The best medicine for babies is in the palm of your hand – literally
Researches from the University of Oxford have found that gently stroking a baby reduces activity in the brain which is associated with painful experiences. The results, which have been published in the journal, Current Biology, suggest that light brushing could provide pain relief for babies.
Although the research speaks most often about the technique being employed by parents, those working with children under one year of age are likely to find the results of use in their daily work in early childhood education and care (ECEC).
“Parents intuitively stroke their babies at this optimal velocity (said to be 3 cm per second)” said senior author Rebecca Slater, Professor of paediatric neuroscience at University of Oxford.
“If we can better understand the neurobiological underpinnings of techniques like infant massage, we can improve the advice we give to parents on how to comfort their babies.”
Professor Slater and her team measured newborn pain responses to medically necessary interventions, by observing their behaviour and detecting brain activity using electroencephalography (EEG). For half of the babies, a scientist stroked their skin gently with a soft brush immediately before the procedure.

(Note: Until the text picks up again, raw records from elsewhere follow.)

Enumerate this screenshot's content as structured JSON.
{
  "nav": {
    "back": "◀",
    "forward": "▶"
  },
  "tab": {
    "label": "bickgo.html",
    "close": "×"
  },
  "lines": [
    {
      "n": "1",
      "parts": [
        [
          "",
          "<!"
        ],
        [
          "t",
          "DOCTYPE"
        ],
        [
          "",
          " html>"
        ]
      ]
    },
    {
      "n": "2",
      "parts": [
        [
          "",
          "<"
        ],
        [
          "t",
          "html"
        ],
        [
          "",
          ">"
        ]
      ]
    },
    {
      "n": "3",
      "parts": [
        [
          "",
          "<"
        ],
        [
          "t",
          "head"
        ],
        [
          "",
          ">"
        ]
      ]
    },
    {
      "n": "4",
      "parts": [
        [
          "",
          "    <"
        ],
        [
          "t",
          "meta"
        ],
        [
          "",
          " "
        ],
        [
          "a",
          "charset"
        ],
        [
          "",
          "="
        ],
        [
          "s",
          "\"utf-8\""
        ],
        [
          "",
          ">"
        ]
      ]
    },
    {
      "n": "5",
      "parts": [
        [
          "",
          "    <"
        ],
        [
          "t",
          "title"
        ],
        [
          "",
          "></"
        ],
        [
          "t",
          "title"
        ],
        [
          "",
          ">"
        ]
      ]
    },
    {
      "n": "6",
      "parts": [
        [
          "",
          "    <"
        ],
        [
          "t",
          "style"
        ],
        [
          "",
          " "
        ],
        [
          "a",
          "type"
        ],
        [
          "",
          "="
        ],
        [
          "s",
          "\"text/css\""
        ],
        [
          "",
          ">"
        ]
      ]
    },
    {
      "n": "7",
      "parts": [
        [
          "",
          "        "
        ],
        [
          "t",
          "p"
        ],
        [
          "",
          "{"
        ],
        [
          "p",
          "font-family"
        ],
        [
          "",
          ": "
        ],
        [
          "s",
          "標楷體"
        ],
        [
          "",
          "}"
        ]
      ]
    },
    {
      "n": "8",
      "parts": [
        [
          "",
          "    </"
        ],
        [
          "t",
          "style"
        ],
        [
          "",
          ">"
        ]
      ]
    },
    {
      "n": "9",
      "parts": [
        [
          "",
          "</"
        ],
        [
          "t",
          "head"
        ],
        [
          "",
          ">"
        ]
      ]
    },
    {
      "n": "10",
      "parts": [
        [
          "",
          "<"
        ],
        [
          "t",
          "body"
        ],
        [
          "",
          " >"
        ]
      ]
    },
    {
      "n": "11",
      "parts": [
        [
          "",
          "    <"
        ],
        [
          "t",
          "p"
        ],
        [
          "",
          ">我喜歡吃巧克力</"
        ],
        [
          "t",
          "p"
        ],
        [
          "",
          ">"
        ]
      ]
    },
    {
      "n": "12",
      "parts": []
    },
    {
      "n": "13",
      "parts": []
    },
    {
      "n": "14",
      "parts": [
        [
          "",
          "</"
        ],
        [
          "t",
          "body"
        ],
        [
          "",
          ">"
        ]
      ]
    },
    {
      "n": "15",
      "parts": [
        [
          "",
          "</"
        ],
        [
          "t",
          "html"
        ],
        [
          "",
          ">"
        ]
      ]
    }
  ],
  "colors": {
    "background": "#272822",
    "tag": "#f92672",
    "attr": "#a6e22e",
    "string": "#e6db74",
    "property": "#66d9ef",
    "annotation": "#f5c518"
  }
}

Professor Slater said the babies who received light stroking touch showed lower pain related EEG activity, but still reflexively moved their limbs away from the source of pain.
The study found that the optimal pain-reducing stroking speed of approximately 3 cm per second is the same frequency that activates sensory neurons in the skin called C-tactile afferents, which have previously been shown to reduce pain in adults. Up until the research, it was unclear whether this sensory response occurred in newborns or developed over time.
The study also provides evidence to suggest that C-tactile afferents can be activated in babies, and that slow, gentle touch can evoke changes in brain activity in infants, Professor Slater said.
Describing the pain-reducing power of touch as “clinically useful”, the study provides anecdotal evidence of the soothing power of touch-based interventions such as infant massage and kangaroo care.
Professor Slater and her research team plan to repeat the experiment with premature babies, whose sensory pathways are still developing.
“Previous work has shown that touch may increase parental bonding, decrease stress for both the parents and the baby, and reduce the length of hospital stay,” said Professor Slater. “Touch seems to have analgesic potential without the risk of side effects.”
The full paper, Stroking modulates noxious-evoked brain activity in human infants, can be read in Current Biology.